who can route find. There is nothing in the race rules to say you cannot do
this (journeying together often gives a welcome morale boost).
However, does this mean that their personal race plan is compromised?
Even the best navigators occasionally go wrong. I know several Spine racers who
are excellent navigators who have made route finding errors. The difference is
that that they quickly recognise and correct their error without it unduly
affecting their mindset.
Fear, lack of confidence and the impression that to use a map and compass needs some kind of mystical sixth sense are all barriers to taking that first step in learning to navigate. I have seen this in many new clients. With a little guidance, they quickly discover the truth that navigation is accessible for everyone, with a few simple rules where the most important tool is your eyes. It is a revelation which always gives me great pleasure.

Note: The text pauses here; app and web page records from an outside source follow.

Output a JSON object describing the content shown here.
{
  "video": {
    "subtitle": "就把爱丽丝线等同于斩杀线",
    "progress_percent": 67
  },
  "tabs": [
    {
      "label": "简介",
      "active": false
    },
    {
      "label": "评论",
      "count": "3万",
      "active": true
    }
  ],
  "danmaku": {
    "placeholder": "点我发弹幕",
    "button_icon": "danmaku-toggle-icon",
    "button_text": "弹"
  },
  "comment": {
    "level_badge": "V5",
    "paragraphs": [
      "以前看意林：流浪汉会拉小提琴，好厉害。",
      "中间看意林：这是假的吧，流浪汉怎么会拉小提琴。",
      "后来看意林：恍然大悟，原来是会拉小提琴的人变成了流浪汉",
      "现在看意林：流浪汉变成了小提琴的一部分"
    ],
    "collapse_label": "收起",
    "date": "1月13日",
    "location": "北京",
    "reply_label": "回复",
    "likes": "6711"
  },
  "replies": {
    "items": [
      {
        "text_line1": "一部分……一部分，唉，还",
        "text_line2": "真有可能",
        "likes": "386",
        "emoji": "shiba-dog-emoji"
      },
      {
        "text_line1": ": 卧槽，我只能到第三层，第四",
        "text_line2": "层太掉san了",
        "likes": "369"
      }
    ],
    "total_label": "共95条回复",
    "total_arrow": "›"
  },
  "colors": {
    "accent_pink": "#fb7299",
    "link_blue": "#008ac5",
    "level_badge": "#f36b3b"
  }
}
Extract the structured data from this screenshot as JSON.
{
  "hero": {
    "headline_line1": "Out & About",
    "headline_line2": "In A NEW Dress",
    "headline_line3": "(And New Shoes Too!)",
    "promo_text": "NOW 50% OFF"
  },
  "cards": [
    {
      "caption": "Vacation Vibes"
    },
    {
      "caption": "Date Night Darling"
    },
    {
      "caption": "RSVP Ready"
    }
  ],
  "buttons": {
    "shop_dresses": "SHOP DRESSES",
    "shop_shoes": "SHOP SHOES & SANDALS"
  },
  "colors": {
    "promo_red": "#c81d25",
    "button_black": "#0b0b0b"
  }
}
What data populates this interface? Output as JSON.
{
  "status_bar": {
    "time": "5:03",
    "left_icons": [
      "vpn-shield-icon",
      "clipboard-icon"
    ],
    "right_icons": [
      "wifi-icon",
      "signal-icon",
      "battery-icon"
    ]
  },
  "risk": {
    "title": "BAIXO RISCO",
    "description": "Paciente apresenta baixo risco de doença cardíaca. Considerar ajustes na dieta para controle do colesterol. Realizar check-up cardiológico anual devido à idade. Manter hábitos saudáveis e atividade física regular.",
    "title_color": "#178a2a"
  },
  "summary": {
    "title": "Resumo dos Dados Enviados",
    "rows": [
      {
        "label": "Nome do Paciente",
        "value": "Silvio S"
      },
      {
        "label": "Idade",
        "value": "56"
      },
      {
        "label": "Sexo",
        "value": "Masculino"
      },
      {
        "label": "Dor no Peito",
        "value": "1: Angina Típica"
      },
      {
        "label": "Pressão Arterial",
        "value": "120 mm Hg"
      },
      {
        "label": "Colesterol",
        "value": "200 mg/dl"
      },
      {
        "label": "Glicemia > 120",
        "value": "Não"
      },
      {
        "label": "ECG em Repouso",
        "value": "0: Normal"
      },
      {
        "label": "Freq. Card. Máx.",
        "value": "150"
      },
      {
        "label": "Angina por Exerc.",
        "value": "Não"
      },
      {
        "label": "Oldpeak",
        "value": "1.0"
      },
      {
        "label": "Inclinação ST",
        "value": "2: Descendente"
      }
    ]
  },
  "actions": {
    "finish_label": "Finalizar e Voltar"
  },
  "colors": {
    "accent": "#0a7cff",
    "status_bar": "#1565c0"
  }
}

The navigational techniques for quick and efficient journeying, and to overcome short sections of tricky terrain during the Spine Race are equally straightforward.
Spine - Strategy
I am very enthusiastic about learning though experience and of course we all want to enjoy the experience of success. But there are also valuable lessons to be learnt from events that did not go to plan or results that did not satisfy. We can also make short cuts to performance improvement and personal success by keeping an open mind to the experiences, both good and bad, of others.
The Spine Race has been described as a fast paced expedition adventure race and I totally agree with this. To finish demands a varied skills set along with mental and physical toughness. Notice we have mentioned neither running or winning in the above description.
The Complete Racer.
The most consistently successful Spine Race finishers have not necessarily been the fastest mountain runners, infallible navigators, or the most experienced expeditioners. What they have proved is that an all round sorted approach across every aspect of their race is a highly effective strategy.
The Complete Racer courses (offered by Ranger Expeditions) are developed to share the knowledge, training and skills required for this sorted approach and for a successful attempt on the Spine and Spine Challenger.
Through informative and enjoyable training, drawing upon personal experience of endurance events and expedition leadership, with course specific guidance and tips, we aim to help Spiners build their own personal Complete Racer skills set and strategy which is robust and best suited to their ambition. Many of these skills are also readily transferable to other technical ultra races.
This is not a 'one size fits all' approach. We take a detailed look at all the factors which should be considered in a Spine Race plan, use real examples from the race itself as well as borrowing lessons from the wider world of expeditioning.
Ranger Expeditions, thoughout 2014, will be offering a range of Navigation and Race Skills courses, underpinned by the Complete Racer theme. There are fixed date open courses for racer in the South UK and the Peak District.
These are also available on flexible dates to suit clients who would prefer 1:1 training and useful discounts for groups (of 4) who book as one team.
With 12 to 14 hours of darkness (depending upon cloud cover) during the Spine Race, our Night Navigation course will help you with efficient route finding and to stay on track during the night.
Also, we return on the Friday 9th January 2015 with our popular Pre-Race Masterclass, for a last confidence building session with lots of race tips and energy saving strategies, as well as a specific course navigation review.
The masterclass can also purchased as an add-on to any 2 day course, or arranged to suit a team presentation.
The EDALE PEAK CENTRE also has great value pre-Spine Race accommodation, which is sure to be very popular. Book early to avoid disappointment.
To discuss any of your race, mountain navigation or hill skills training, give Stu a call or email:
07890 620 274